» **EXTRACTED MATERIAL**
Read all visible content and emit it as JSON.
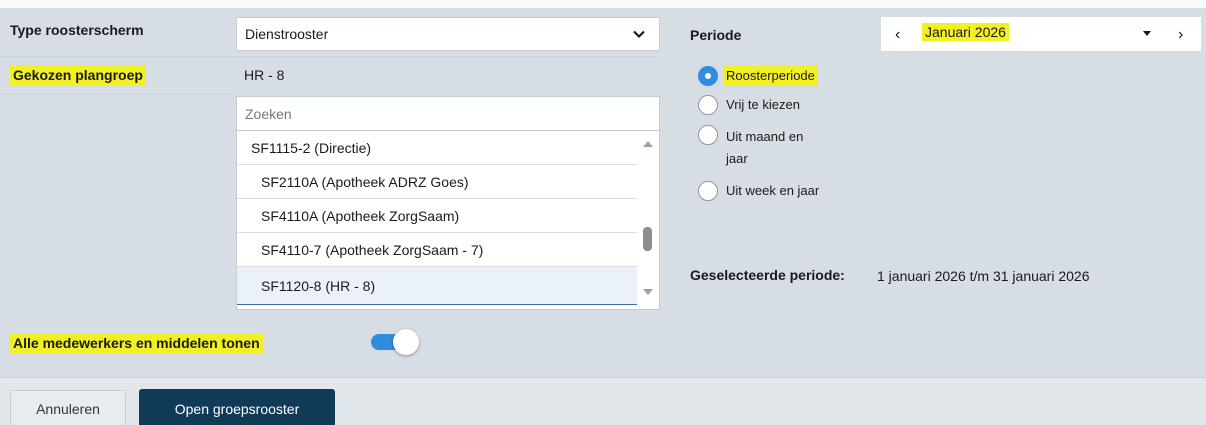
{
  "type_roosterscherm": {
    "label": "Type roosterscherm",
    "selected": "Dienstrooster"
  },
  "plangroep": {
    "label": "Gekozen plangroep",
    "value": "HR - 8"
  },
  "search": {
    "placeholder": "Zoeken"
  },
  "list": {
    "items": [
      {
        "label": "SF1115-2 (Directie)"
      },
      {
        "label": "SF2110A (Apotheek ADRZ Goes)"
      },
      {
        "label": "SF4110A (Apotheek ZorgSaam)"
      },
      {
        "label": "SF4110-7 (Apotheek ZorgSaam - 7)"
      },
      {
        "label": "SF1120-8 (HR - 8)",
        "selected": true
      }
    ]
  },
  "toggle": {
    "label": "Alle medewerkers en middelen tonen",
    "state": "on"
  },
  "periode": {
    "label": "Periode",
    "value": "Januari 2026",
    "prev_icon": "‹",
    "next_icon": "›"
  },
  "radios": [
    {
      "label": "Roosterperiode",
      "checked": true
    },
    {
      "label": "Vrij te kiezen",
      "checked": false
    },
    {
      "label_line1": "Uit maand en",
      "label_line2": "jaar",
      "checked": false
    },
    {
      "label": "Uit week en jaar",
      "checked": false
    }
  ],
  "geselecteerde": {
    "label": "Geselecteerde periode:",
    "value": "1 januari 2026 t/m 31 januari 2026"
  },
  "buttons": {
    "cancel": "Annuleren",
    "open": "Open groepsrooster"
  },
  "colors": {
    "highlight": "#f1f024",
    "accent": "#2f8cde",
    "primary_button": "#0f3b57",
    "background": "#d6dde4"
  }
}
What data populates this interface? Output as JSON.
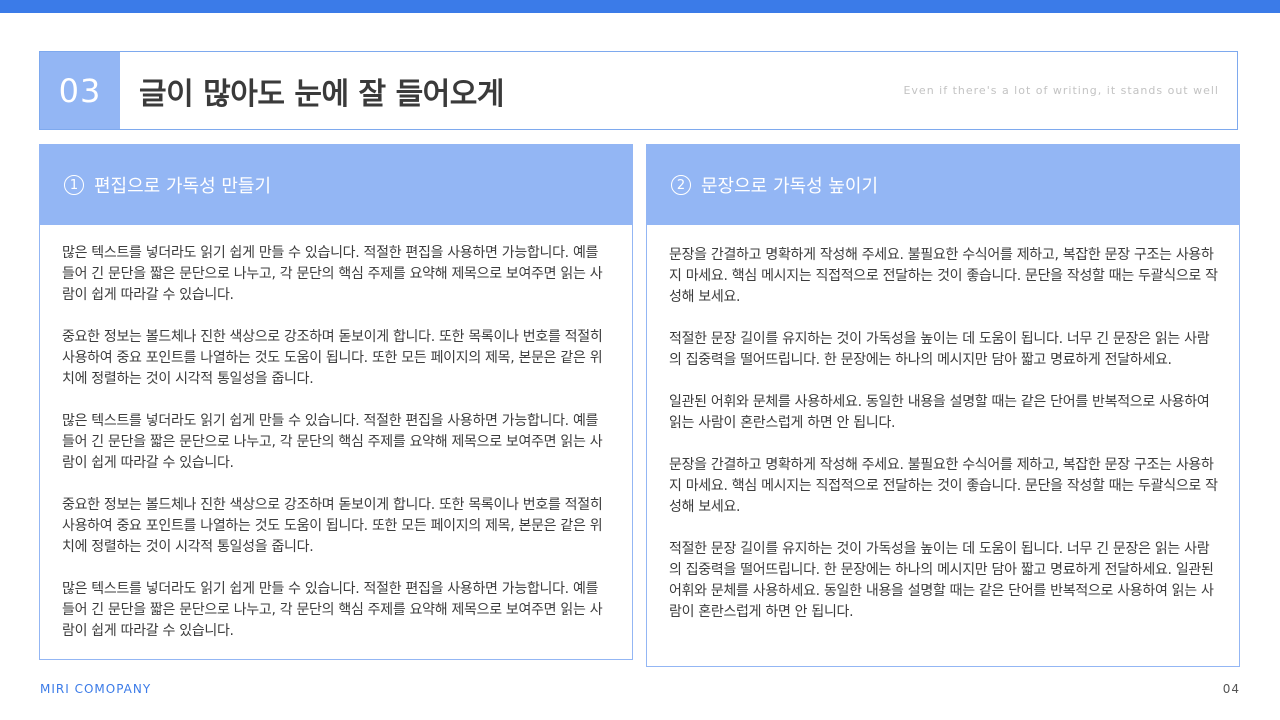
{
  "header": {
    "number": "03",
    "title": "글이 많아도 눈에 잘 들어오게",
    "subtitle": "Even if there's a lot of writing, it stands out well"
  },
  "left_card": {
    "badge": "1",
    "title": "편집으로 가독성 만들기",
    "paragraphs": [
      "많은 텍스트를 넣더라도 읽기 쉽게 만들 수 있습니다. 적절한 편집을 사용하면 가능합니다. 예를 들어 긴 문단을 짧은 문단으로 나누고, 각 문단의 핵심 주제를 요약해 제목으로 보여주면 읽는 사람이 쉽게 따라갈 수 있습니다.",
      "중요한 정보는 볼드체나 진한 색상으로 강조하며 돋보이게 합니다. 또한 목록이나 번호를 적절히 사용하여 중요 포인트를 나열하는 것도 도움이 됩니다. 또한 모든 페이지의 제목, 본문은 같은 위치에 정렬하는 것이 시각적 통일성을 줍니다.",
      "많은 텍스트를 넣더라도 읽기 쉽게 만들 수 있습니다. 적절한 편집을 사용하면 가능합니다. 예를 들어 긴 문단을 짧은 문단으로 나누고, 각 문단의 핵심 주제를 요약해 제목으로 보여주면 읽는 사람이 쉽게 따라갈 수 있습니다.",
      "중요한 정보는 볼드체나 진한 색상으로 강조하며 돋보이게 합니다. 또한 목록이나 번호를 적절히 사용하여 중요 포인트를 나열하는 것도 도움이 됩니다. 또한 모든 페이지의 제목, 본문은 같은 위치에 정렬하는 것이 시각적 통일성을 줍니다.",
      "많은 텍스트를 넣더라도 읽기 쉽게 만들 수 있습니다. 적절한 편집을 사용하면 가능합니다. 예를 들어 긴 문단을 짧은 문단으로 나누고, 각 문단의 핵심 주제를 요약해 제목으로 보여주면 읽는 사람이 쉽게 따라갈 수 있습니다."
    ]
  },
  "right_card": {
    "badge": "2",
    "title": "문장으로 가독성 높이기",
    "paragraphs": [
      "문장을 간결하고 명확하게 작성해 주세요. 불필요한 수식어를 제하고, 복잡한 문장 구조는 사용하지 마세요. 핵심 메시지는 직접적으로 전달하는 것이 좋습니다. 문단을 작성할 때는 두괄식으로 작성해 보세요.",
      "적절한 문장 길이를 유지하는 것이 가독성을 높이는 데 도움이 됩니다. 너무 긴 문장은 읽는 사람의 집중력을 떨어뜨립니다. 한 문장에는 하나의 메시지만 담아 짧고 명료하게 전달하세요.",
      "일관된 어휘와 문체를 사용하세요. 동일한 내용을 설명할 때는 같은 단어를 반복적으로 사용하여 읽는 사람이 혼란스럽게 하면 안 됩니다.",
      "문장을 간결하고 명확하게 작성해 주세요. 불필요한 수식어를 제하고, 복잡한 문장 구조는 사용하지 마세요. 핵심 메시지는 직접적으로 전달하는 것이 좋습니다. 문단을 작성할 때는 두괄식으로 작성해 보세요.",
      "적절한 문장 길이를 유지하는 것이 가독성을 높이는 데 도움이 됩니다. 너무 긴 문장은 읽는 사람의 집중력을 떨어뜨립니다. 한 문장에는 하나의 메시지만 담아 짧고 명료하게 전달하세요. 일관된 어휘와 문체를 사용하세요. 동일한 내용을 설명할 때는 같은 단어를 반복적으로 사용하여 읽는 사람이 혼란스럽게 하면 안 됩니다."
    ]
  },
  "footer": {
    "brand": "MIRI COMOPANY",
    "page": "04"
  },
  "colors": {
    "accent": "#3b7be8",
    "light_accent": "#93b6f4"
  }
}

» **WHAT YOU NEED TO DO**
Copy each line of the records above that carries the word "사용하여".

» **ANSWER BELOW**
      "중요한 정보는 볼드체나 진한 색상으로 강조하며 돋보이게 합니다. 또한 목록이나 번호를 적절히 사용하여 중요 포인트를 나열하는 것도 도움이 됩니다. 또한 모든 페이지의 제목, 본문은 같은 위치에 정렬하는 것이 시각적 통일성을 줍니다.",
      "중요한 정보는 볼드체나 진한 색상으로 강조하며 돋보이게 합니다. 또한 목록이나 번호를 적절히 사용하여 중요 포인트를 나열하는 것도 도움이 됩니다. 또한 모든 페이지의 제목, 본문은 같은 위치에 정렬하는 것이 시각적 통일성을 줍니다.",
      "일관된 어휘와 문체를 사용하세요. 동일한 내용을 설명할 때는 같은 단어를 반복적으로 사용하여 읽는 사람이 혼란스럽게 하면 안 됩니다.",
      "적절한 문장 길이를 유지하는 것이 가독성을 높이는 데 도움이 됩니다. 너무 긴 문장은 읽는 사람의 집중력을 떨어뜨립니다. 한 문장에는 하나의 메시지만 담아 짧고 명료하게 전달하세요. 일관된 어휘와 문체를 사용하세요. 동일한 내용을 설명할 때는 같은 단어를 반복적으로 사용하여 읽는 사람이 혼란스럽게 하면 안 됩니다."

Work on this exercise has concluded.